Endlessly dwelling on what might or could happen doesn’t help, and all that fretting is probably only going to increase your anxiety about flying in the first place. Figure out a way to make that over-thinking cycle stop. Maybe give yourself a time limit after which you’ll stop worrying. Or you could bring along something to help distract yourself, like reading that deliciously terrible book I recommended above.
And don’t forget that being a little nervous about flying is normal. Even frequent flyers like me definitely have moments of worry during a flight.
But in any case, figure out a way to prevent yourself from spiraling downward into a vicious circle of terrifying thoughts.
Under NO circumstances should you think about teleportation.
One time I read the Harry Potter book where they learn apparition while I was on a long-haul flight. This did not help me get caught up in a magical fantasy world of witches and wizards, but instead made me quite cross that science has not given us powers of teleportation yet…and that I still had 8 hours of flying to go while Harry Potter and his friends got to magically (and, er, fictionally) zip from place to place.
Maybe we can borrow some NASA scientists who are at a loose end and get them on this.
What do you do to reduce anxiety or frustration when you travel? What about tips that don’t work?
Great article! So much common sense! 🙂 I’m flying tomorrow but I don’t get nervous 😉 I thought Turkish Airlines were fantastic btw – the service, the food, the in-flight entertainment – I would definitely fly with them again! Unfortunately, tomorrow will be Ryanair 😉
Linda recently posted…East is East
Urgh, hope your Ryanair flight went well – they have promised to be nicer! I flew with them a couple weeks ago and while they were no Turkish Airways, they have definitely improved. 🙂 Merry Christmas!
I’v e never had flying anxiety. In fact, I look forward to a flight when I’m headed to a destination because I’m anticipating an adventure. I don’t like flying back home very much, because the adventure has ended.
Steve recently posted…Mikey Gets His Christmas Balikbayan Box
I’ve heard a lot of travelers have that outlook! I dread the actual flight because it’s so tedious and boring, but focusing on your upcoming adventures is a great way to get over that.
Well it looks like my irrational fear of escalators has been justified! I used to be terrified of taking them as a kid because of a story my mom once told me of a girl who had her laces untied and then got her feet stuck in the escalator (gruesome mental image sorry). I’d always get phantom pain in my feet while riding them and I always double-checked to make sure my sneakers were tied. Not to mention I would do this weird running jump thing getting off and on because I was paranoid my feet would get stuck. Even today I am not fond of them but I don’t tend to wear shoes with laces anymore so the fear is not as strong as it once was.
Sounds like a scary story! My sister actually DID get her laces stuck in it once after watching a Mr. Bean movie where he did that, but nothing happened. I think the laces just broke. 🙂

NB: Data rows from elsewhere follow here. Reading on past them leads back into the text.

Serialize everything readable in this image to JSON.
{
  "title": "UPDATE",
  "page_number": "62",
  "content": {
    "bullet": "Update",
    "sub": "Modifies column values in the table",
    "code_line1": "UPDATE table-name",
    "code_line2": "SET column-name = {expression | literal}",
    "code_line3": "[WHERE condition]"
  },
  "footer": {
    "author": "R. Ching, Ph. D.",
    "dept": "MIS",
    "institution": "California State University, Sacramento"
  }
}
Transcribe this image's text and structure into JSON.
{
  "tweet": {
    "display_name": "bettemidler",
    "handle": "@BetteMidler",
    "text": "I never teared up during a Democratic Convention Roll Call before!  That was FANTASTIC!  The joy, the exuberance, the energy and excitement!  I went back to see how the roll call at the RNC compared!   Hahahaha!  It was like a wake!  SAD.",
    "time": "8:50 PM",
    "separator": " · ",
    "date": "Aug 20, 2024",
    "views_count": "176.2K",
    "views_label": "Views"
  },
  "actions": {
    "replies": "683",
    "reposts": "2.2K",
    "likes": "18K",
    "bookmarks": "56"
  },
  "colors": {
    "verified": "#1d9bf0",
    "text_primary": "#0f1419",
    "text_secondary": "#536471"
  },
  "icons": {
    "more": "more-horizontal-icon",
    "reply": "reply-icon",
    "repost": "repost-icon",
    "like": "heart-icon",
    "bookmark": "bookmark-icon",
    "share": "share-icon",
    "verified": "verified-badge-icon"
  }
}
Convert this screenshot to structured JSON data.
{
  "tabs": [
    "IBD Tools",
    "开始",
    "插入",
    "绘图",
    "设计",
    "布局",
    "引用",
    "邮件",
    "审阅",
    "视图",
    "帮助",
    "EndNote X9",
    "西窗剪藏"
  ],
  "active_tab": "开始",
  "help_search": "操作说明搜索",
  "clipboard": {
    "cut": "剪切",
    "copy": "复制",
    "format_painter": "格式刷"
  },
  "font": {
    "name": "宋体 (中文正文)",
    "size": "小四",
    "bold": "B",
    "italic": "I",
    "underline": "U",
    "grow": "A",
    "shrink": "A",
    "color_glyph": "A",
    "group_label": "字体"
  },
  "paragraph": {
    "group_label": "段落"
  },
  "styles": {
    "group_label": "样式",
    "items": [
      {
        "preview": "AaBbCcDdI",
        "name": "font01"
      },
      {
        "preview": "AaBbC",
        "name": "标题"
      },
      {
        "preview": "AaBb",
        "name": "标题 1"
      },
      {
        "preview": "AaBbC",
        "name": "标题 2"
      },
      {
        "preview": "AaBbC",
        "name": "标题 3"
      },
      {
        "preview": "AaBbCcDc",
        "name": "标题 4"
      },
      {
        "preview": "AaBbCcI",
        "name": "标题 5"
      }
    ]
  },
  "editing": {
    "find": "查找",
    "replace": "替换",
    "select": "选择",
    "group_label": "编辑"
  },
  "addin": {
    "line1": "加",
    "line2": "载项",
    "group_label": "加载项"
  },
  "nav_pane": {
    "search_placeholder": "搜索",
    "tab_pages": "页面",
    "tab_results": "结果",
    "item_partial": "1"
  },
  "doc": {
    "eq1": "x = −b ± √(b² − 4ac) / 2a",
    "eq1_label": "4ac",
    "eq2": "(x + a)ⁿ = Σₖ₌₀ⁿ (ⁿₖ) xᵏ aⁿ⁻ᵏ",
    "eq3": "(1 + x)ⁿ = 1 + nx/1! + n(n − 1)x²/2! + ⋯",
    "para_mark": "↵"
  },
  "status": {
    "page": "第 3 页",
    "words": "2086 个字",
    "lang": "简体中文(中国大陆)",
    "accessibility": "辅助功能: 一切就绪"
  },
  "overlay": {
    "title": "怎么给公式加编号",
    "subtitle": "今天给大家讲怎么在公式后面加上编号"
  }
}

The funny thing is that none of this matters if you ridden airplanes early as a child. But gosh are you bored. Another good trick is, if you can, to sit next to someone you can strike a conversation with. It makes it easier to ride and always gives you a way you can run your mouth without feeling awkward (If you are jittery or anything)
I’ve been flying since I was about 6 months old and I still get anxious every so often! 🙂 I know logically that the chances of anything going wrong are very slim so I don’t get nervous before flights, but if there’s mid-air turbulence it’s a whole different story.
Chatting is a good tip, you can meet some really interesting people while flying.
Thanks for the reassurance that 99% of all airplane flights land without any incident and it is the safest form of transportation within the millennia. Reading about this convinced me to get my sister to a therapy session before we head to Japan later this year to watch a rock concert. Doing this will help her get expert advice on how her mental and psychological state is in order to keep it at bay.